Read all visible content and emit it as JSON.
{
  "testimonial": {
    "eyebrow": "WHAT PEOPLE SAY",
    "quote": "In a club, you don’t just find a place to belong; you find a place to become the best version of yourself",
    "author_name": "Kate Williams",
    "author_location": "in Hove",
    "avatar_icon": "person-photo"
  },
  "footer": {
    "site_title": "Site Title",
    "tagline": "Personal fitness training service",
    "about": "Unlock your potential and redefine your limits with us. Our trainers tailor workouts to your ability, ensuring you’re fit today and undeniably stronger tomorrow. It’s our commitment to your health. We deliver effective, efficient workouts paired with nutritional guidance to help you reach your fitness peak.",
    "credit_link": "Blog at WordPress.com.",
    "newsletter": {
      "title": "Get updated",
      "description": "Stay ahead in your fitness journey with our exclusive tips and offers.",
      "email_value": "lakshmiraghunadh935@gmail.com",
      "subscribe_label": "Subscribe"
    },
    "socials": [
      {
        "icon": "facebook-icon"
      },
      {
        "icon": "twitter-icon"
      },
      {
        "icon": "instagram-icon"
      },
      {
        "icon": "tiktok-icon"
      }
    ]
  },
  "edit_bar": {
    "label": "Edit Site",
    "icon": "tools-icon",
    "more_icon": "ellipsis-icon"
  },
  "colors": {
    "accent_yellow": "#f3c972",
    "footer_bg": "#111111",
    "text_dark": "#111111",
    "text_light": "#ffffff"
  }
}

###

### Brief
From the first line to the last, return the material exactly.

### Exercise answer
Read all visible content and emit it as JSON.
{
  "testimonial": {
    "eyebrow": "WHAT PEOPLE SAY",
    "quote": "In a club, you don’t just find a place to belong; you find a place to become the best version of yourself",
    "author_name": "Kate Williams",
    "author_location": "in Hove",
    "avatar_icon": "person-photo"
  },
  "footer": {
    "site_title": "Site Title",
    "tagline": "Personal fitness training service",
    "about": "Unlock your potential and redefine your limits with us. Our trainers tailor workouts to your ability, ensuring you’re fit today and undeniably stronger tomorrow. It’s our commitment to your health. We deliver effective, efficient workouts paired with nutritional guidance to help you reach your fitness peak.",
    "credit_link": "Blog at WordPress.com.",
    "newsletter": {
      "title": "Get updated",
      "description": "Stay ahead in your fitness journey with our exclusive tips and offers.",
      "email_value": "lakshmiraghunadh935@gmail.com",
      "subscribe_label": "Subscribe"
    },
    "socials": [
      {
        "icon": "facebook-icon"
      },
      {
        "icon": "twitter-icon"
      },
      {
        "icon": "instagram-icon"
      },
      {
        "icon": "tiktok-icon"
      }
    ]
  },
  "edit_bar": {
    "label": "Edit Site",
    "icon": "tools-icon",
    "more_icon": "ellipsis-icon"
  },
  "colors": {
    "accent_yellow": "#f3c972",
    "footer_bg": "#111111",
    "text_dark": "#111111",
    "text_light": "#ffffff"
  }
}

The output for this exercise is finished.